Before it was titled “adult contemporary,” the format catering to an older crowd searching their AM radio dial for softer sounds among the psychedelic pop and rock of the late Sixties was known as “easy listening.” Alongside singers such as Jack Jones and Petula Clark, country-pop crossover artists including Glen Campbell and Johnny Cash were enjoying success on easy listening stations. But in 1970, a new duo burst onto the scene – the brother-sister act the Carpenters. Richard Carpenter wrote, arranged, produced and played keyboards, while Karen Carpenter took her place behind a drum kit, a novelty for the time. Her voice, however, was no novelty.
Karen Carpenter was born in
Blessed with one of the purest, most naturally expressive instruments ever committed to record, Karen’s contralto vocals were distinguished by an unusually low timbre, giving nearly everything she sang a warm, enveloping quality.
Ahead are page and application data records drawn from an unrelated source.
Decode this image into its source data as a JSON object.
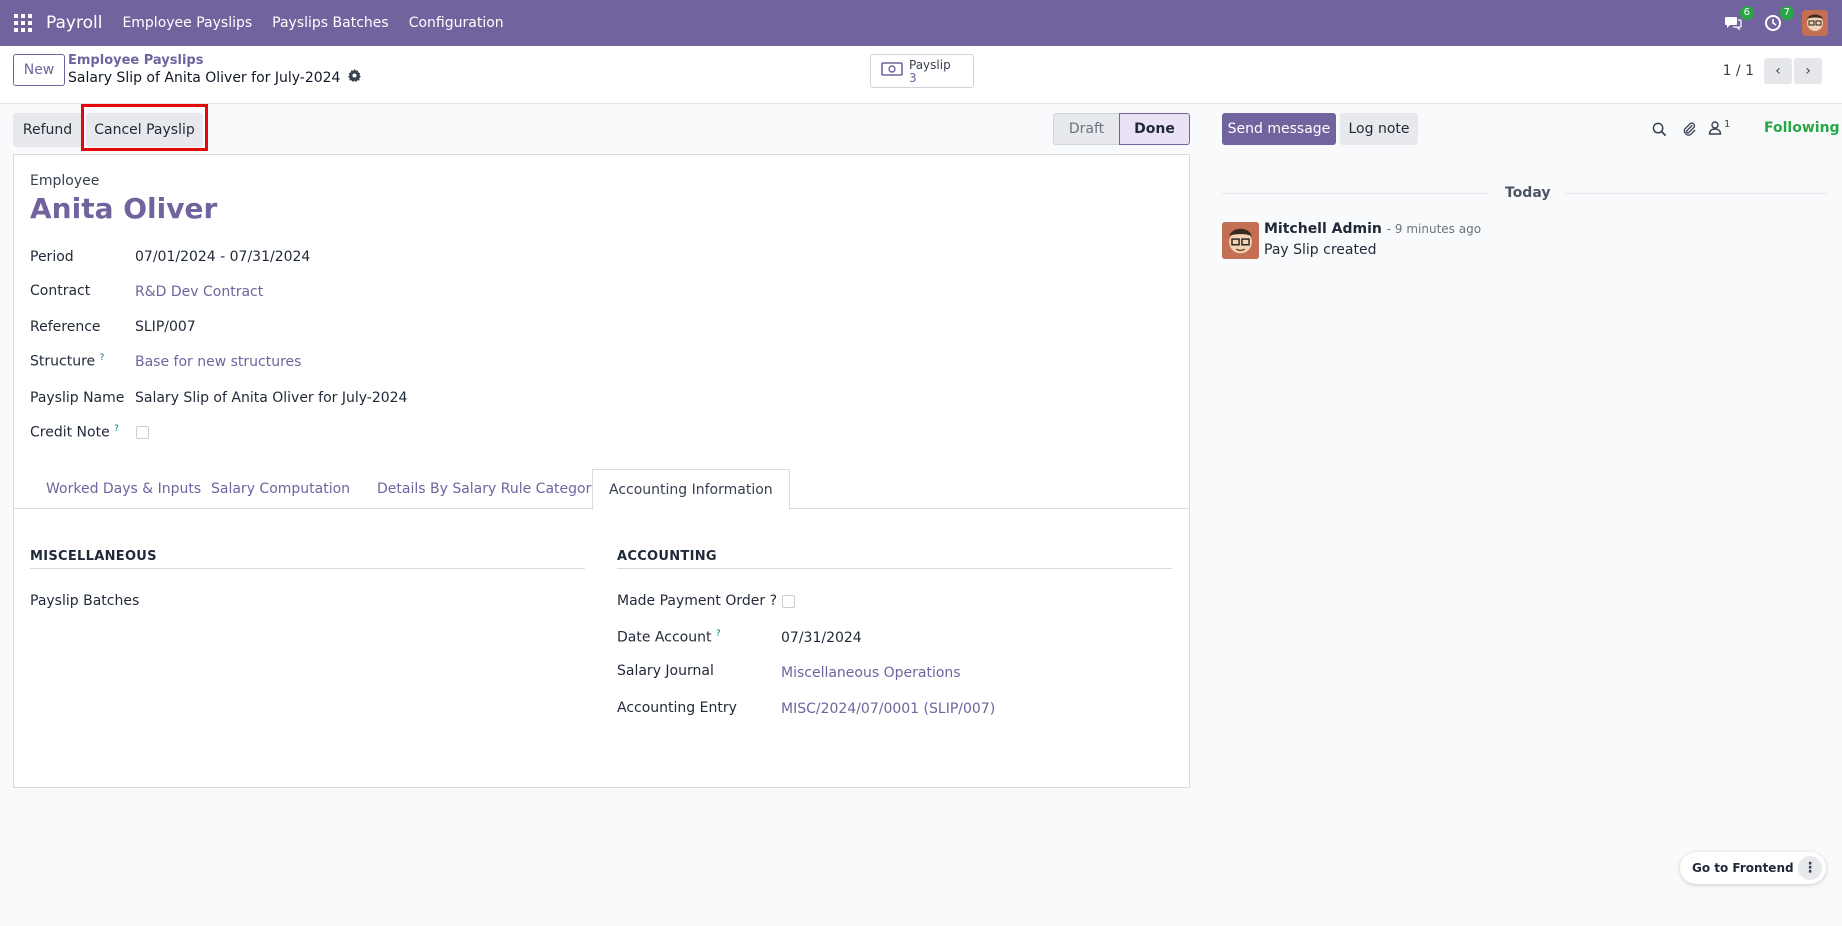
{
  "topbar": {
    "app_name": "Payroll",
    "menu": [
      "Employee Payslips",
      "Payslips Batches",
      "Configuration"
    ],
    "messages_badge": "6",
    "activities_badge": "7"
  },
  "control": {
    "new_label": "New",
    "breadcrumb_parent": "Employee Payslips",
    "breadcrumb_current": "Salary Slip of Anita Oliver for July-2024",
    "smart_button": {
      "label": "Payslip",
      "count": "3"
    },
    "pager_value": "1 / 1"
  },
  "actions": {
    "refund_label": "Refund",
    "cancel_label": "Cancel Payslip"
  },
  "status": {
    "steps": [
      "Draft",
      "Done"
    ],
    "current": "Done"
  },
  "form": {
    "employee_label": "Employee",
    "employee_name": "Anita Oliver",
    "fields": [
      {
        "label": "Period",
        "value": "07/01/2024 - 07/31/2024"
      },
      {
        "label": "Contract",
        "value": "R&D Dev Contract"
      },
      {
        "label": "Reference",
        "value": "SLIP/007"
      },
      {
        "label": "Structure",
        "value": "Base for new structures"
      },
      {
        "label": "Payslip Name",
        "value": "Salary Slip of Anita Oliver for July-2024"
      },
      {
        "label": "Credit Note",
        "value": ""
      }
    ],
    "help_mark": "?",
    "tabs": [
      "Worked Days & Inputs",
      "Salary Computation",
      "Details By Salary Rule Category",
      "Accounting Information"
    ],
    "active_tab": "Accounting Information",
    "misc": {
      "title": "MISCELLANEOUS",
      "payslip_batches_label": "Payslip Batches"
    },
    "accounting": {
      "title": "ACCOUNTING",
      "made_payment_label": "Made Payment Order ?",
      "date_account_label": "Date Account",
      "date_account_value": "07/31/2024",
      "salary_journal_label": "Salary Journal",
      "salary_journal_value": "Miscellaneous Operations",
      "accounting_entry_label": "Accounting Entry",
      "accounting_entry_value": "MISC/2024/07/0001 (SLIP/007)"
    }
  },
  "chatter": {
    "send_label": "Send message",
    "log_label": "Log note",
    "followers_count": "1",
    "following_label": "Following",
    "date_separator": "Today",
    "message": {
      "author": "Mitchell Admin",
      "time": "- 9 minutes ago",
      "body": "Pay Slip created"
    }
  },
  "frontend": {
    "label": "Go to Frontend",
    "more": "⋮"
  },
  "colors": {
    "brand": "#71639e",
    "highlight": "#e3070a",
    "following": "#28a745"
  }
}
Her range also allowed her to tackle a wide array of material, including country music. Although the Carpenters only had a single entry on the country charts with their 1978 Top Ten hit “Sweet, Sweet Smile,” written by “Angel of the Morning” singer Juice Newton with Otha Young, their Number One 1973 pop hit “Top of the World,” awash in steel guitar, should have been a crossover smash, coming as it did just ahead of other (albeit controversial) genre-hopping songs by Olivia Newton-John and John Denver.
The singer’s takes on such country tunes as Hank Williams’ “Jambalaya (on the Bayou),” the Skeeter Davis hit “The End of the World” and the Eagles’ “Desperado” were hints of what could have been a second act for Karen. But Carpenter’s influence on singers of all genres, including country music, has certainly increased in the time since her passing. Last December, singer-songwriter Brandy Clark covered the Carpenters’ holiday classic “Merry Christmas, Darling,” and in 1984, duo Mickey Gilley and Charly McClain cut their version of the 1981 Carpenters hit “Touch Me When We’re Dancing.” In 1986, it would top the country chart in a version by
Singer Lynn Anderson, who had a Number One country hit and Top Five pop entry with “Rose Garden” in 1970, reached Number Two on the country chart with “Top of the World,” a move which led the duo to release their version, originally featured on the 1972 LP A Song for You as a single. It quickly topped the pop survey, seven months after they had taken the song to another prestigious location. In May 1973, with President Richard Nixon in his last, beleaguered year in the White House, the duo performed at an event honoring the state visit of West German Chancellor Willy Brandt.
In the above clip, following an introduction of “Top of the World” by Richard, the band kicks in with Karen letting out a playful off-camera “yee-haw” from behind the drum kit, an expression she repeats at the end of the song. The rest of the tune, however, is serious business and a perfect example of the pristinely gorgeous voice with which she delivered nearly every performance in her all-too-brief lifetime.